Apply margin to all four sides of an element like this:

01|  margin-top:0px;
02|  margin-right:10px;
03|  margin-bottom:0px;
04|  margin-left:10px;

Let’s simplify this even more by removing zero value prefixes and merging it into one declaration:

01|  margin:0 10px 0 10px;

When applying padding, margin and border (and possibly a few others) you set these four values in a clockwise direction. Compare this to the hours on a clock, start with 12, 3, 6, 9, all in a clockwise direction. With this in mind there is another trick to slim this declaration down. Look out for two pairs, if the top and bottom match, and the left and right match then your a winner! Omit the 3rd and 4th values. The first value represents the top and bottom value, the second represents the left and right.

So let’s simplify this declaration down again with the pairing technique that’s just been explained:

01|  margin:0 10px;

The result is the element would attain margin of 10px to the left and right sides, and zero to the top and bottom. Here are a few declarations where the pairing technique can’t be applied:


Same principles in padding as explained in margin above.

01|  padding-top:0px;
02|  padding-right:10px;
03|  padding-bottom:0px;
04|  padding-left:10px;


01|  padding: 0 10px;


Borders are a bit more complicated since they can also have a style and a colour. To give an element a one pixel solid black border on all sides, you could write:

01| border-width:1px;
02| border-style:solid;
03| border-color:#000;


01| border:1px solid #000;
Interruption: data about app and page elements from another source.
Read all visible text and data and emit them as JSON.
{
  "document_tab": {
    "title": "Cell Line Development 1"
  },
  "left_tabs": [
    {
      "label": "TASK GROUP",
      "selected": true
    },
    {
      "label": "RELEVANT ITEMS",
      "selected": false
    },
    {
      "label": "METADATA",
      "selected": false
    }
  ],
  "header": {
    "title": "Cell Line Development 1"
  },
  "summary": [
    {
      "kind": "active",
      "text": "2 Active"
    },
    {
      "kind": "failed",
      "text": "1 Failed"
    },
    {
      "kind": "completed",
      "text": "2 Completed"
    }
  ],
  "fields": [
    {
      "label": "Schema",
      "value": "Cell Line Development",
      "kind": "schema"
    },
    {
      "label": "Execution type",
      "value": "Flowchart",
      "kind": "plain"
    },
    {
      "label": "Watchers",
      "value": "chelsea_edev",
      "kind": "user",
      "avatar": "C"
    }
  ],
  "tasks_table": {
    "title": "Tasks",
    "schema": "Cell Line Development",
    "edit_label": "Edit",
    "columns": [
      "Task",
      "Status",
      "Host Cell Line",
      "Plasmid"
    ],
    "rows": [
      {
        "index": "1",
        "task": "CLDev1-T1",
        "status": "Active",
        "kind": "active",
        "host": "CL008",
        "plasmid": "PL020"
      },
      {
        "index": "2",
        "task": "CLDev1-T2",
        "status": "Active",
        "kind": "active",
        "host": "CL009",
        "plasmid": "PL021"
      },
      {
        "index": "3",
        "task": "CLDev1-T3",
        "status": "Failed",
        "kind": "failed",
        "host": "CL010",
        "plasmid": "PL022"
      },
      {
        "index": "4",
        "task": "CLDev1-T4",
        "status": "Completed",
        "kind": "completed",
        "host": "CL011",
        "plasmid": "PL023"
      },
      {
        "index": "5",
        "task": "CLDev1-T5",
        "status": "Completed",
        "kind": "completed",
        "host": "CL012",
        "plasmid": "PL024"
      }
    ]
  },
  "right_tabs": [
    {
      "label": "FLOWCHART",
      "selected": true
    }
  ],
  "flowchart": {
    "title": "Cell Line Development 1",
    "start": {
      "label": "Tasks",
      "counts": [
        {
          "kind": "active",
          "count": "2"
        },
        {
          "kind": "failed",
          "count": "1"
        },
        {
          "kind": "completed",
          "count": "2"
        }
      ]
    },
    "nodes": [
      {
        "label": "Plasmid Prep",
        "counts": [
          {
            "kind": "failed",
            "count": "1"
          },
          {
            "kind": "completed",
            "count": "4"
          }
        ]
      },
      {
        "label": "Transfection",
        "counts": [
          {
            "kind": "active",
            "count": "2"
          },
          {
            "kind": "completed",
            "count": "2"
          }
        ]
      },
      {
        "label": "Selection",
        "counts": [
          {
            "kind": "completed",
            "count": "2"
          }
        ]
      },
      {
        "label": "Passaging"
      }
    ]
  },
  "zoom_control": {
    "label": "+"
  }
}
I typically write in order of width style color.

We can also set different widths on all four sides of the box element by writing:

01| border-top-width:1px;
02| border-right-width:2px;
03| border-bottom-width:3px;
04| border-left-width:4px;

The CSS shorthand for this would be:

01| border-width:1px 2px 3px 4px;

Finally we could style just the left and right like this

01| border-right:1px solid #000;
02| border-bottom:1px solid #000;

This would be

01| border:1px solid #000;
02| border-width:0 1px 1px 0;

Set a default style for all four sides then overwrite the widths below.


There are many properties for font, just like the background properties. In a complex string you may write:

01| font-style:italic;
02| font-variant:small-caps;
03| font-weight:bold;
04| font-size:1em;
05| line-height:150%;
06| font-family:Verdana, Arial, sans-serif;

You could write

01| font:italic small-caps bold 1em/150% Verdana, Arial, sans-serif;


01| list-style-type:square;
02| list-style-position:inside;
03| list-style-image:url(filename.gif);

And finally

01| list-style:square inside url(filename.gif);

Credit to 456bereastreet for the inspiration to write this useful 10 shorthand CSS tips.

If you want to download a quick reference guide in PDF you can by clicking this link.

Gary Hartley

Gary Hartley is The Floating Frog. A seasoned freelance web designer with skills in UI/UX, CRO design, WordPress, branding, PSD-HTML conversions and more. Got a project you need to start or take to the next level? Please, get in touch!